Monday, 15th July 2024

Are you a PSLE parent?

24 Sep 2019

Parent Mike Ang and this son, Xaviar, at a Father and Child Camp organised by Queenstown Primary School’s Father's Group. (Photo credit: Mike Ang)
Parent Mike Ang and this son, Xaviar, at a Father and Child Camp organised by Queenstown Primary School’s Father's Group. (Photo credit: Mike Ang)

A parent shares his perspectives on how he supports his child in exams. (No, it’s not about hitting the books together.)


Exams are milestones in a student’s education journey. But in the child’s quest to strive for his or her best, stress often manifests as a by-product – sometimes from the environment (parents, peers, teachers) or from his or her own desire to “do better”.

How can parents best help their children? We spoke to Mike Ang, an executive member of Queenstown Primary School’s parent support group who has a son taking his PSLE this year, for his insights.

See the bigger picture

“I don’t consider that I did well in the PSLE myself. I spent five years in the normal stream in a neighbourhood school. But I am where I am and there is no shame in that. I’m proud that I am gainfully employed and able to support my family. So that sorts of sets my expectations for my child.”

“The PSLE is the first national-level exam a child takes. Naturally, there will be some form of stress. My approach to helping my child has been to let him see the big picture: in his academic journey, he will have to take his PSLE followed by many other milestone exams in secondary school and post-secondary institutions. Apart from these milestone exams, there will be other routine exams. So, the PSLE is but the start of a long series of exams. This helps to set the tone and context, and allows my child to visualise that the road to education is a long one. The PSLE is not the only exam he has to sit for. Once that is done, he will move on.”

Work hard, play hard

“On the home front, while my wife is responsible for his academics, I am in charge of the fun department. I make sure there is time spent outside of the house and away from the [academic] grind. It could be as simple as walking our dogs, a trip to the shopping mall or swimming. I feel that outdoor activities are necessary distractors and stress busters. In line with the “work hard, play hard” mantra, I will make sure that we have a good time spent away from books. But when it’s time to study, we will hit it hard.”

Celebrate the effort, not the results

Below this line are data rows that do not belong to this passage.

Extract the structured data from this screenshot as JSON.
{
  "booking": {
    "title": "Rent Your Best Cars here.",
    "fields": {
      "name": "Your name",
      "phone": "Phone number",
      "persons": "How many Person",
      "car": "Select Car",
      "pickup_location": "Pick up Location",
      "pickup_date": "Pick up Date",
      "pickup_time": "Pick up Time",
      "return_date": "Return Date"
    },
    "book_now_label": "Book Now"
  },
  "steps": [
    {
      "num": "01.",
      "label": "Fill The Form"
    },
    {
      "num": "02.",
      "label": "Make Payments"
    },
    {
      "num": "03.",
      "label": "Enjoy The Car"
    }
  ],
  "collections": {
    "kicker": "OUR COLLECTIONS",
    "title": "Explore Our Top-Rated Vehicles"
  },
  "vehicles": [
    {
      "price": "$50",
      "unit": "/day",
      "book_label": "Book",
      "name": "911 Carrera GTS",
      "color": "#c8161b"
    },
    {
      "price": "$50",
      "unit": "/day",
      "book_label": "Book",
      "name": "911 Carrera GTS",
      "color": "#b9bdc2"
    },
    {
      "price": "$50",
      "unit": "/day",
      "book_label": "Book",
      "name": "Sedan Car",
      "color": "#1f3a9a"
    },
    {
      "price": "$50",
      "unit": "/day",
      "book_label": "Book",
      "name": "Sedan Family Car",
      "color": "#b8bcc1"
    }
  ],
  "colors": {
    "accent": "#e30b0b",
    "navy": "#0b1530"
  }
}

“Our way to celebrate the end of any phase is to go out for a nice meal together, be it after the semester assessments, the PSLE oral exams or the prelims. As we believe in celebrating the effort and not the results, we will always go out right after the exams – regardless of the outcome – to show appreciation of my son’s [hard] work. My wife and I believe that having a good attitude is more important than the final results. We try to drive home this point on all fronts.”

School-Home partnership

“My son’s teachers have been fantastic in helping the students prepare for the PSLE. We keep in touch with the teachers and their feedback allows us to understand issues at hand or address areas for improvement – so that we can work together to support our child constructively and positively. The child stands to benefit when parents work with the school in a mutually-respectful and trusted partnership.” 

Enjoy this time

“I would like to urge fellow parents to not see the PSLE as the end-all but the beginning of your child’s learning journey. Support your child and celebrate the end of yet another phase in your child’s life regardless of the results. Give your child a memorable childhood and let him enjoy the process of growing up – for it will no sooner be gone before you know it!”

For more tips on how one can partner with schools to support a child in his or her learning journey, click here.